    So I agree that authors would do well to acknowledge where, and from whom, their building-block ideas come from. This will work much better for them in the end than nurturing the lie that they are the inventors of truth.

    One more oxymoronic thought; If two hallmarks of great leadership are trust and humility, wouldn’t we conclude that authors who appropriate time-honored leadership wisdom and present it in leadership books as their own leadership strategy are actually demonstrating lack of trust and lack of humility — meaning that they not such great leaders after all?

    Bret L. Simmons Reply:

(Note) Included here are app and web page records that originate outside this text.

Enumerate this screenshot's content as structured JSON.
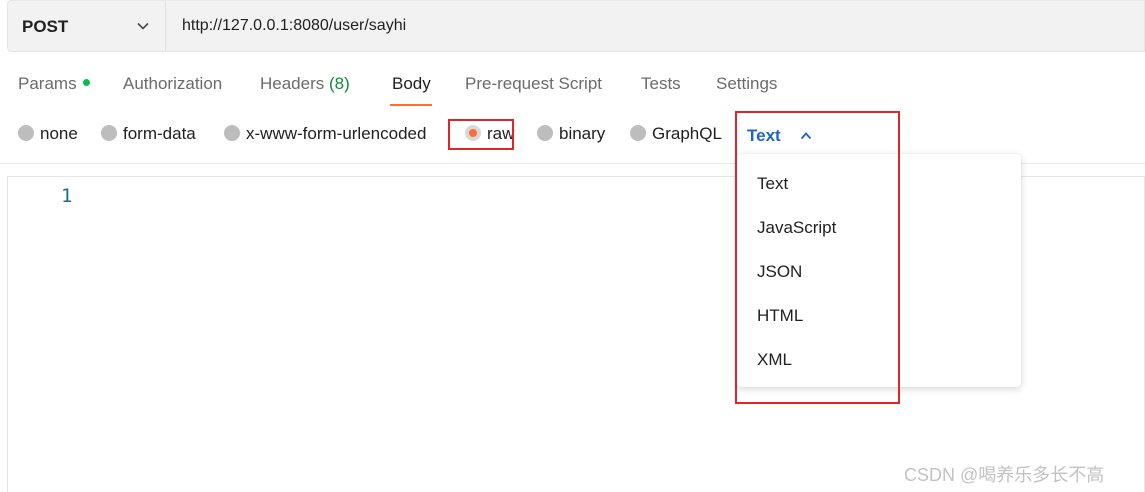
{
  "request": {
    "method": "POST",
    "url": "http://127.0.0.1:8080/user/sayhi"
  },
  "tabs": [
    {
      "label": "Params",
      "has_dot": true
    },
    {
      "label": "Authorization"
    },
    {
      "label": "Headers",
      "count": "(8)"
    },
    {
      "label": "Body",
      "active": true
    },
    {
      "label": "Pre-request Script"
    },
    {
      "label": "Tests"
    },
    {
      "label": "Settings"
    }
  ],
  "body_types": [
    {
      "label": "none"
    },
    {
      "label": "form-data"
    },
    {
      "label": "x-www-form-urlencoded"
    },
    {
      "label": "raw",
      "selected": true
    },
    {
      "label": "binary"
    },
    {
      "label": "GraphQL"
    }
  ],
  "format": {
    "selected": "Text",
    "options": [
      "Text",
      "JavaScript",
      "JSON",
      "HTML",
      "XML"
    ]
  },
  "editor": {
    "line_numbers": [
      "1"
    ]
  },
  "colors": {
    "accent_orange": "#ff6c37",
    "link_blue": "#1c64c9",
    "annotation_red": "#e02525",
    "params_dot_green": "#0cbb52"
  },
  "watermark": "CSDN @喝养乐多长不高"
}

    Well I’m very glad you visit here and comment with frequency, Beth! I don’t think these authors fail to cite the work of others with malice, I just think its sloppy professionalism and a bit of hubris to think you could write a book without bothering to listen to what others have already said. That’s how we move knowledge forward, to fill in the gaps. Otherwise, we are just selling books and consulting services. Thanks! Bret

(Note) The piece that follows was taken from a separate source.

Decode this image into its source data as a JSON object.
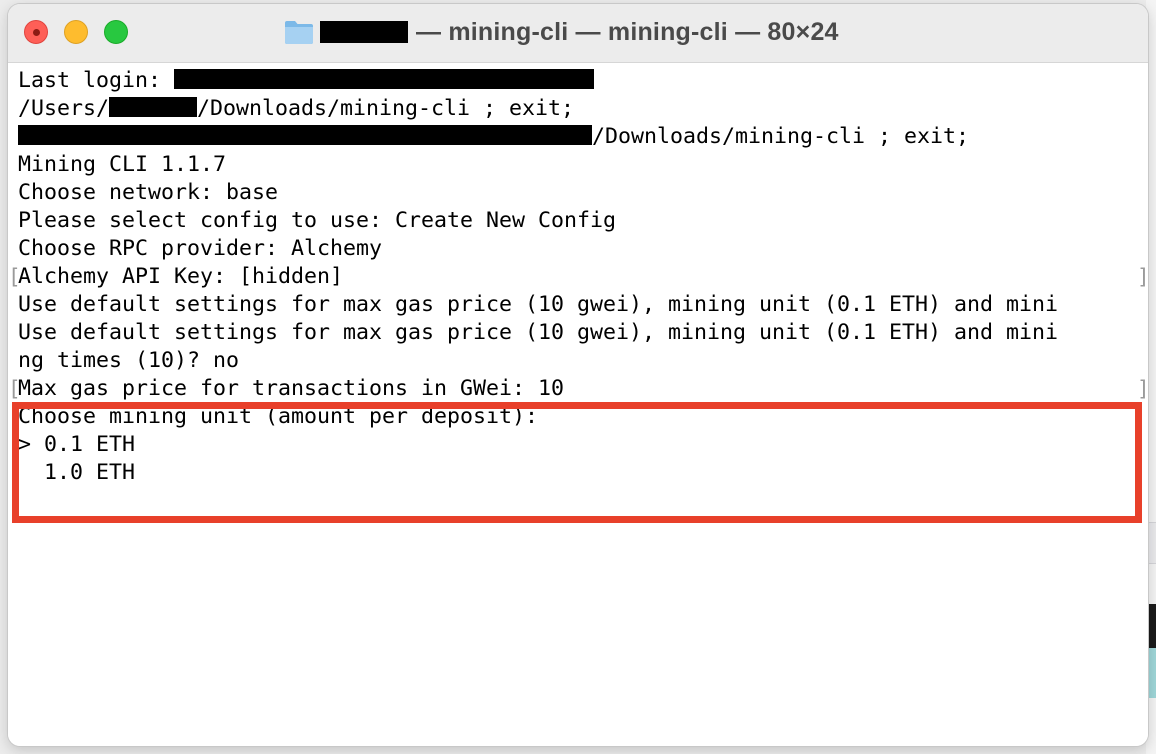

  4. Wally Bock says:

    Thanks for this post, Bret. I think there are two parts to it that deserve separate comment

    You make a point that there’s not enough recognition of the work that’s gone before. Sometimes that’s accidental and non-malicious, as you suggest. Sometimes it’s not. I’ve seen authors inadvertently include the works of others and I always assume that’s the case, unless there’s substantial evidence to the contrary. But I’ve also had my own material lifted in a block from a blog post or book and republished under someone else’s name. There are people who steal ideas, presentation and credit, just as there are those who steal candy and wristwatches.

    There’s also the issue of a leadership canon, the books and other writings you should expect a writer to be familiar with. The Leadership Challenge is surely one of those. I’d add Peter Drucker’s Effective Executive and Jim Collins’ Good to Great. There are others, too. They’re easy to recognize because other writers quote them or allude to them. Those writers deserve recognition and thanks. No less an intellect than Sir Isaac Newton said: “If I have seen a little further it is by standing on the shoulders of Giants.”

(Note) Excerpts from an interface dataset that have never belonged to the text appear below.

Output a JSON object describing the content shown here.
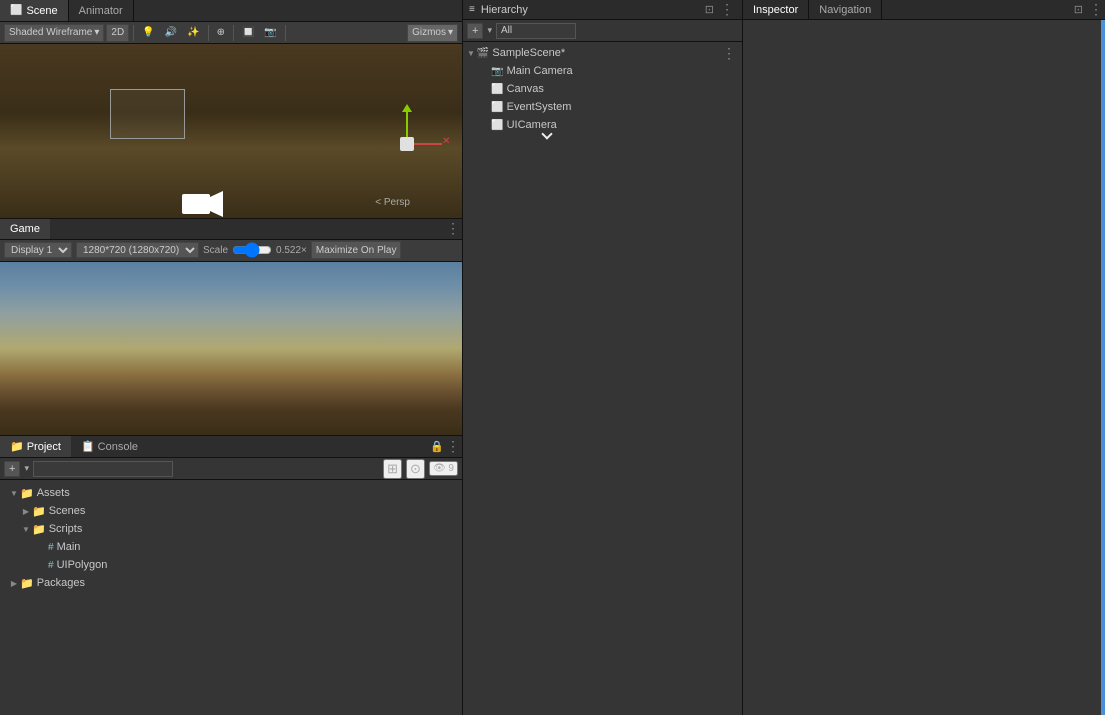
{
  "tabs": {
    "scene": "Scene",
    "animator": "Animator"
  },
  "scene_toolbar": {
    "shading": "Shaded Wireframe",
    "mode_2d": "2D",
    "gizmos": "Gizmos"
  },
  "scene": {
    "persp_label": "< Persp"
  },
  "game_tabs": {
    "game": "Game"
  },
  "game_toolbar": {
    "display": "Display 1",
    "resolution": "1280*720 (1280x720)",
    "scale_label": "Scale",
    "scale_value": "0.522×",
    "maximize": "Maximize On Play"
  },
  "hierarchy": {
    "title": "Hierarchy",
    "filter_placeholder": "All",
    "scene_name": "SampleScene*",
    "items": [
      {
        "name": "Main Camera",
        "indent": 1
      },
      {
        "name": "Canvas",
        "indent": 1
      },
      {
        "name": "EventSystem",
        "indent": 1
      },
      {
        "name": "UICamera",
        "indent": 1
      }
    ]
  },
  "inspector": {
    "title": "Inspector"
  },
  "navigation": {
    "title": "Navigation"
  },
  "project": {
    "title": "Project",
    "console_title": "Console",
    "search_placeholder": "",
    "assets": {
      "label": "Assets",
      "scenes": "Scenes",
      "scripts": "Scripts",
      "main": "Main",
      "ui_polygon": "UIPolygon"
    },
    "packages": "Packages"
  },
  "icons": {
    "folder": "📁",
    "script": "#",
    "camera": "📷",
    "arrow_right": "▶",
    "arrow_down": "▼",
    "lock": "🔒",
    "dots": "⋮",
    "plus": "+",
    "search": "🔍"
  }
}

    Bret L. Simmons Reply:

    Excellent points, Wally. I also think some authors truly believe all the thoughts they have are original, strokes of enlightened genius from “years working with top executives of global companies.” That’s hubris. But for some reason folks love that stuff, as if it is too much work to immerse oneself in at least some of the heritage of the field. Ugh. Thanks for sharing! Bret

  5. Bruce Lynn says:

    I hear you. I think the weakness in all these leadership guru books are that they are just taking old concepts they were taught in school and dressing them in new, gimmicky clothes. Sometimes I think they just phone it in.

    This BNET piece (by one of my favourite business bloggers Geoffrey James) is a bit harsh but cheekily underscores your point – http://www.bnet.com/blog/salesmachine/the-10-worst-business-books-of-all-time/11814.

    Bret L. Simmons Reply:

    I just wish they would come clean and admit where they are building on the work of others. But if you don’t know the work of others, I suppose that is impossible! Thanks, Bret

  6. What I wrote for my network: Must read. Anyone who can write “We don’t need any more leadership gurus. We need more folks that will hold themselves accountable for raising the bar out of passion for the subject…” has a vote from me. There are enough ideas. Can we now just start holding our leaders and ourselves accountable for actually executing what we KNOW to be effective best practices? How many more flavours of the month can there possibly be?

    Bret L. Simmons Reply:

    Welcome back, Clemens. Bob Sutton points out that the gap between knowing and doing is larger than the gap between ignorance and knowledge. I concur. Thanks! Bret